It took us 4¼ hours, the next day, to walk from Panekire to Onepoto Landing, a distance of 9km. The mostly downhill walk offered striking views high above the lake and wandered through trees looking like giant bonsai, wrapped in skeins of moss. A five-minute trail to a lookout off the main track, not signposted but obvious, is worth doing. It leads to a rocky cliff where you can sit, take in the views and get some great photos. Stretched out far below, sparkling blue water spreads between fingers of bush-covered land twisting and turning to form inlets. Various other lookouts, just a step off the track, gave more dramatic views before we descended, leaving ancient forest behind to walk through areas where tree roots were like daddy long-legs, raised above the ground. It looked as if the trees would be capable of walking off.
At the end of the trail, 10 minutes before reaching Onepoto Landing, there is a short, 10-minute track to Lake Kiriopukae. This easy bush walk leads to what is more a waterhole than a lake. Large boulders, strewn across the flat, grassy area near the water’s edge, reminded me of ruins. Walking here from Onepoto Landing would take around 40 minutes return.
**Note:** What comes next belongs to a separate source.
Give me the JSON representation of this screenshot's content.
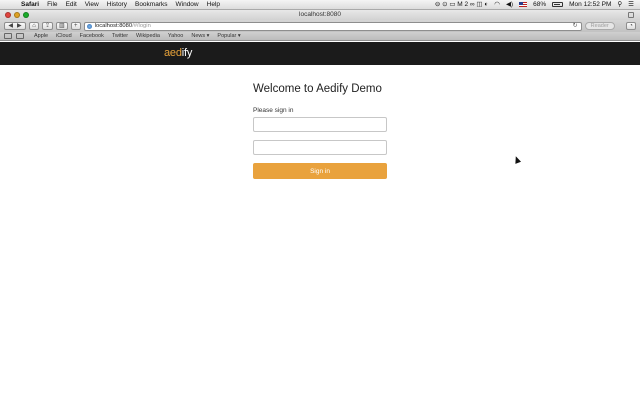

Onepoto Landing has a shelter with information on the Māori legend of Lake Waikaremoana’s formation, as well as the geological version. A timeline details occupation of the lake dating back to the 1500s, the formation of Te Urewera National Park, the track’s construction in 1963, and power schemes. A map of the Great Walk gives distances and times.
Loath to leave this beautiful, remote area, we found a way down to the lake’s edge for one last dip in its waters before the long, gravel drive back to civilisation.